_Source material_
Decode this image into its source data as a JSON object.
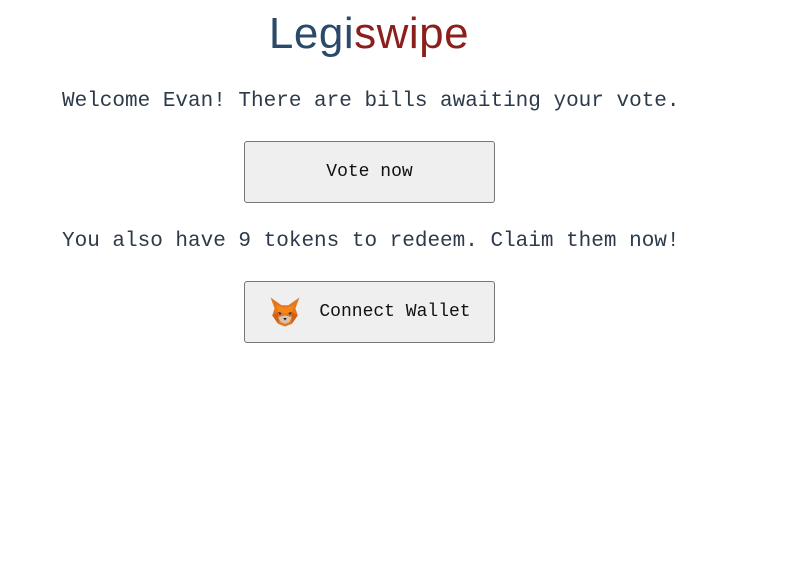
{
  "brand": {
    "part1": "Legi",
    "part2": "swipe",
    "color_part1": "#2b4a6b",
    "color_part2": "#8b1f1c"
  },
  "welcome_message": "Welcome Evan! There are bills awaiting your vote.",
  "vote_button_label": "Vote now",
  "tokens_message": "You also have 9 tokens to redeem. Claim them now!",
  "wallet_button": {
    "label": "Connect Wallet",
    "icon": "metamask-fox-icon"
  }
}
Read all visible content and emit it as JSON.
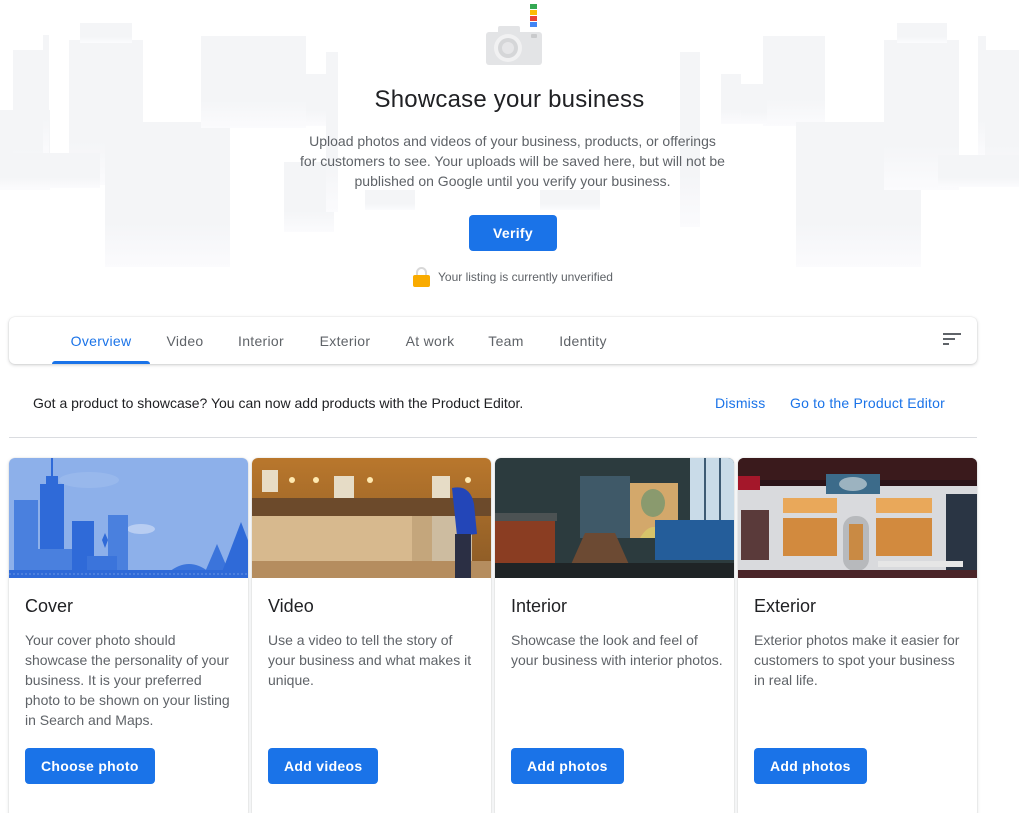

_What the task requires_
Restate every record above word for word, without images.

_Solved problem_
Decode this image into its source data as a JSON object.
{
  "brand": {
    "part1": "Legi",
    "part2": "swipe",
    "color_part1": "#2b4a6b",
    "color_part2": "#8b1f1c"
  },
  "welcome_message": "Welcome Evan! There are bills awaiting your vote.",
  "vote_button_label": "Vote now",
  "tokens_message": "You also have 9 tokens to redeem. Claim them now!",
  "wallet_button": {
    "label": "Connect Wallet",
    "icon": "metamask-fox-icon"
  }
}
Read all visible content and emit it as JSON.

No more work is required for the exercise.